Bobby welcomes two new additions to the 6:00 service musicians roster this week. Guitarist Alan Skowron is an active performer and instructor in the area specializing in jazz and classical. Vocalist Hannah Walters is also the music director and organist of Peace With Christ Lutheran Church here in Fort Collins. Bassist Guy Keith, percussionist Matt Brown, and yours truly will also be present and together provide a musically contemplative worship experience.
Director of Music
This Sunday morning’s choral and organ music will all hail from Britain. Two organ selections from Six Pieces by Frank Bridge, Allegro comodo and Allegro ben moderato, will be offered. The composer’s organ works are among his oft-performed repertoire. Bridge was also a mentor to his colleague and friend Benjamin Britten. Philip Wilby’s setting of “If ye love me,” a lovely alternative to the Thomas Tallis standard, will be sung by the Chancel Choir at 11:00, accompanied by organist Jean Merkel.
Come to the 6:00 service where Bobby and vocalist Adrienne Harlow will bring a gospel-tinged flavor to the congregational songs and musical selections.
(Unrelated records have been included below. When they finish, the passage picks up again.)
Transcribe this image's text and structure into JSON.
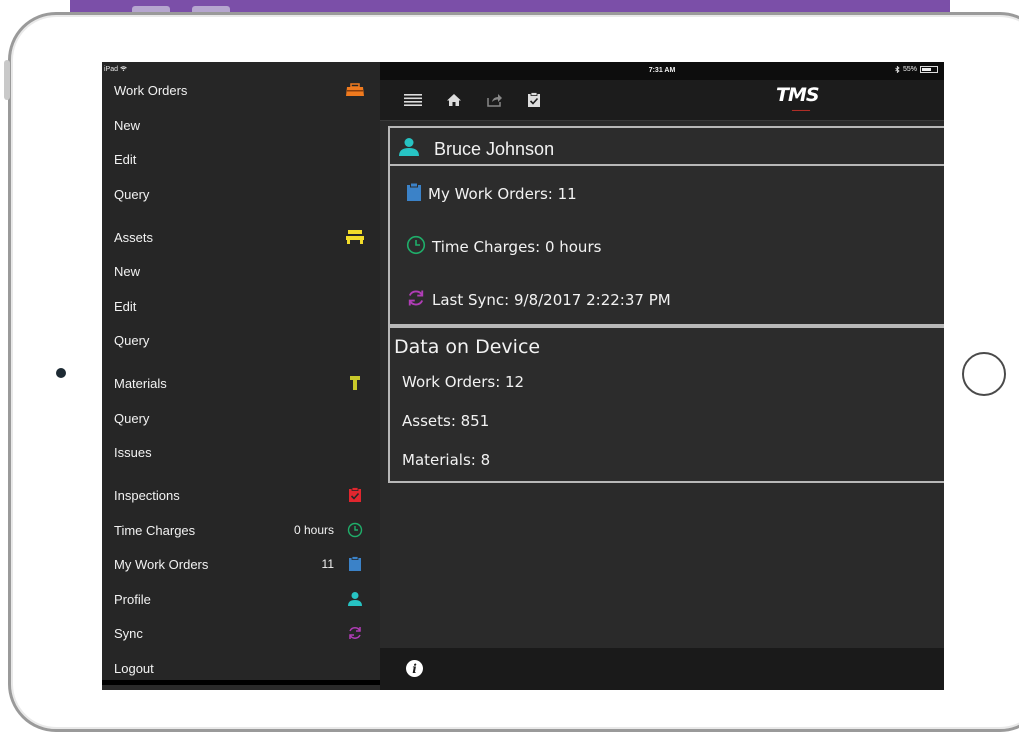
{
  "status_bar": {
    "carrier": "iPad",
    "time": "7:31 AM",
    "battery": "55%"
  },
  "logo": {
    "text": "TMS"
  },
  "sidebar": {
    "work_orders": {
      "label": "Work Orders",
      "icon": "toolbox-icon",
      "color": "#f07a1e"
    },
    "wo_new": "New",
    "wo_edit": "Edit",
    "wo_query": "Query",
    "assets": {
      "label": "Assets",
      "icon": "assets-icon",
      "color": "#f2dc2a"
    },
    "as_new": "New",
    "as_edit": "Edit",
    "as_query": "Query",
    "materials": {
      "label": "Materials",
      "icon": "materials-icon",
      "color": "#c8c82a"
    },
    "mat_query": "Query",
    "mat_issues": "Issues",
    "inspections": {
      "label": "Inspections",
      "icon": "inspection-clipboard-icon",
      "color": "#e0262e"
    },
    "time_charges": {
      "label": "Time Charges",
      "value": "0 hours",
      "icon": "clock-icon",
      "color": "#1fae6a"
    },
    "my_work_orders": {
      "label": "My Work Orders",
      "value": "11",
      "icon": "clipboard-icon",
      "color": "#3b82c8"
    },
    "profile": {
      "label": "Profile",
      "icon": "user-icon",
      "color": "#27c3c3"
    },
    "sync": {
      "label": "Sync",
      "icon": "sync-icon",
      "color": "#b03db6"
    },
    "logout": {
      "label": "Logout"
    }
  },
  "main": {
    "user_name": "Bruce Johnson",
    "my_work_orders": "My Work Orders: 11",
    "time_charges": "Time Charges: 0 hours",
    "last_sync": "Last Sync: 9/8/2017 2:22:37 PM",
    "data_title": "Data on Device",
    "data_work_orders": "Work Orders: 12",
    "data_assets": "Assets: 851",
    "data_materials": "Materials: 8"
  }
}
This Sunday morning will be steeped in the musical imagination of famed Baroque composer George Frideric Händel (1685-1759). At the 9:00 service, violinist Harmony Tucker and myself will play Händel’s Sonata No. 1 in A Major as the prelude. Come early and hear this amazing work! Excerpts from Sonata No. 3 in F Major will also be offered.
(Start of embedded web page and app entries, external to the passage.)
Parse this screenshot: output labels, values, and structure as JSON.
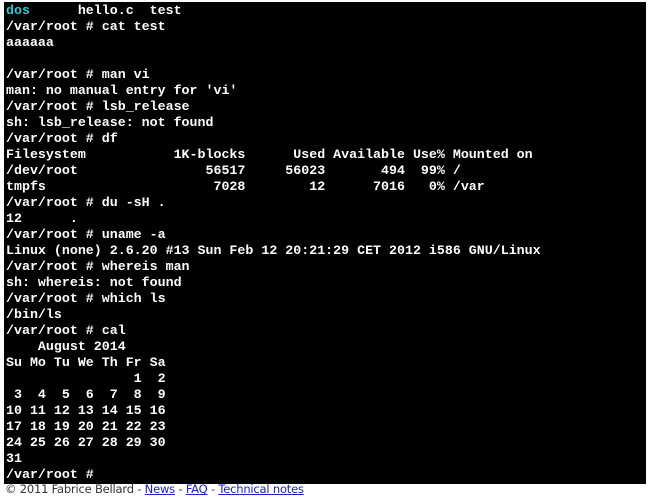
{
  "terminal": {
    "first_line": {
      "dir": "dos",
      "rest": "      hello.c  test"
    },
    "lines": [
      "/var/root # cat test",
      "aaaaaa",
      "",
      "/var/root # man vi",
      "man: no manual entry for 'vi'",
      "/var/root # lsb_release",
      "sh: lsb_release: not found",
      "/var/root # df",
      "Filesystem           1K-blocks      Used Available Use% Mounted on",
      "/dev/root                56517     56023       494  99% /",
      "tmpfs                     7028        12      7016   0% /var",
      "/var/root # du -sH .",
      "12      .",
      "/var/root # uname -a",
      "Linux (none) 2.6.20 #13 Sun Feb 12 20:21:29 CET 2012 i586 GNU/Linux",
      "/var/root # whereis man",
      "sh: whereis: not found",
      "/var/root # which ls",
      "/bin/ls",
      "/var/root # cal",
      "    August 2014",
      "Su Mo Tu We Th Fr Sa",
      "                1  2",
      " 3  4  5  6  7  8  9",
      "10 11 12 13 14 15 16",
      "17 18 19 20 21 22 23",
      "24 25 26 27 28 29 30",
      "31",
      "/var/root # "
    ],
    "colors": {
      "background": "#000000",
      "text": "#ffffff",
      "directory": "#2fc8d0"
    }
  },
  "footer": {
    "copyright": "© 2011 Fabrice Bellard",
    "sep": " - ",
    "links": [
      "News",
      "FAQ",
      "Technical notes"
    ]
  }
}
At 10:00, join Dr. John Pippen in the Forum Room for his presentation on Part III of Händel’s Messiah. Dr. Pippen, Assistant Professor of Music History and Musicology at Colorado State University, will discuss the history of the work, the genre of the oratorio in general and its creators, and aspects of this Easter portion of Handel’s oratorio including form and text setting.
At 11:00, we will all have the privilege of experiencing the third part of Händel’s masterwork Messiah (1741). Accompanied by an eleven member chamber orchestra and featuring soloists from around the Fort Collins area, the Chancel Choir and friends will present all nine sections of part three in their entirety.*
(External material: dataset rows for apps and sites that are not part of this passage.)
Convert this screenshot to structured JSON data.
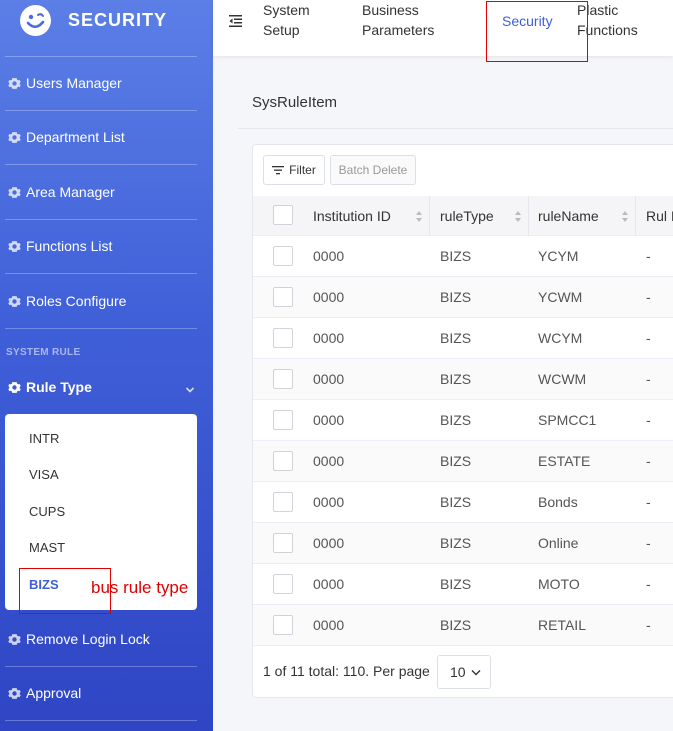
{
  "app": {
    "title": "SECURITY"
  },
  "sidebar": {
    "items": [
      {
        "label": "Users Manager",
        "icon": "gear-icon"
      },
      {
        "label": "Department List",
        "icon": "gear-icon"
      },
      {
        "label": "Area Manager",
        "icon": "gear-icon"
      },
      {
        "label": "Functions List",
        "icon": "gear-icon"
      },
      {
        "label": "Roles Configure",
        "icon": "gear-icon"
      }
    ],
    "section_label": "SYSTEM RULE",
    "rule_type": {
      "label": "Rule Type",
      "icon": "gear-icon",
      "expanded": true
    },
    "rule_type_options": [
      "INTR",
      "VISA",
      "CUPS",
      "MAST",
      "BIZS"
    ],
    "selected_option": "BIZS",
    "bottom_items": [
      {
        "label": "Remove Login Lock",
        "icon": "gear-icon"
      },
      {
        "label": "Approval",
        "icon": "gear-icon"
      }
    ]
  },
  "topnav": {
    "tabs": [
      {
        "line1": "System",
        "line2": "Setup"
      },
      {
        "line1": "Business",
        "line2": "Parameters"
      },
      {
        "line1": "Security",
        "line2": ""
      },
      {
        "line1": "Plastic",
        "line2": "Functions"
      }
    ],
    "active_tab": "Security"
  },
  "page": {
    "title": "SysRuleItem",
    "filter_label": "Filter",
    "batch_delete_label": "Batch Delete"
  },
  "table": {
    "columns": [
      "Institution ID",
      "ruleType",
      "ruleName",
      "Rul I"
    ],
    "rows": [
      [
        "0000",
        "BIZS",
        "YCYM",
        "-"
      ],
      [
        "0000",
        "BIZS",
        "YCWM",
        "-"
      ],
      [
        "0000",
        "BIZS",
        "WCYM",
        "-"
      ],
      [
        "0000",
        "BIZS",
        "WCWM",
        "-"
      ],
      [
        "0000",
        "BIZS",
        "SPMCC1",
        "-"
      ],
      [
        "0000",
        "BIZS",
        "ESTATE",
        "-"
      ],
      [
        "0000",
        "BIZS",
        "Bonds",
        "-"
      ],
      [
        "0000",
        "BIZS",
        "Online",
        "-"
      ],
      [
        "0000",
        "BIZS",
        "MOTO",
        "-"
      ],
      [
        "0000",
        "BIZS",
        "RETAIL",
        "-"
      ]
    ]
  },
  "pagination": {
    "summary": "1 of 11 total: 110.",
    "per_page_label": "Per page",
    "per_page_value": "10"
  },
  "annotation": {
    "text": "bus rule type",
    "color": "#e00000"
  },
  "colors": {
    "accent": "#3f5fd8",
    "sidebar_top": "#5b7fe6",
    "sidebar_bottom": "#2f45c4"
  }
}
Please join us for this Easter season service of scripture and music from Händel’s beloved oratorio, Messiah.
At 6:00, Bobby will be joined by harpist Alaina Borgers and friends for a Celtic-inspired service with other musical excursions very possible.
Director of Music
*Recordings of the musical offerings from April 29
Each week, Director of Music Mark Heiskanen writes a Music Minute previewing the upcoming Sunday's musical offerings and occasionally opines on other music-related topics.
We are blessed by an engaging music program at Plymouth!
Mark Heiskanen has been Plymouth's Director of Music since September 2017. Originally from Northeast Ohio, Mark has experience and great interest in a diverse range of musical styles including jazz, rock, musical theatre, and gospel. He is thrilled to serve a congregation and staff that values diversity and inclusion in all facets of life.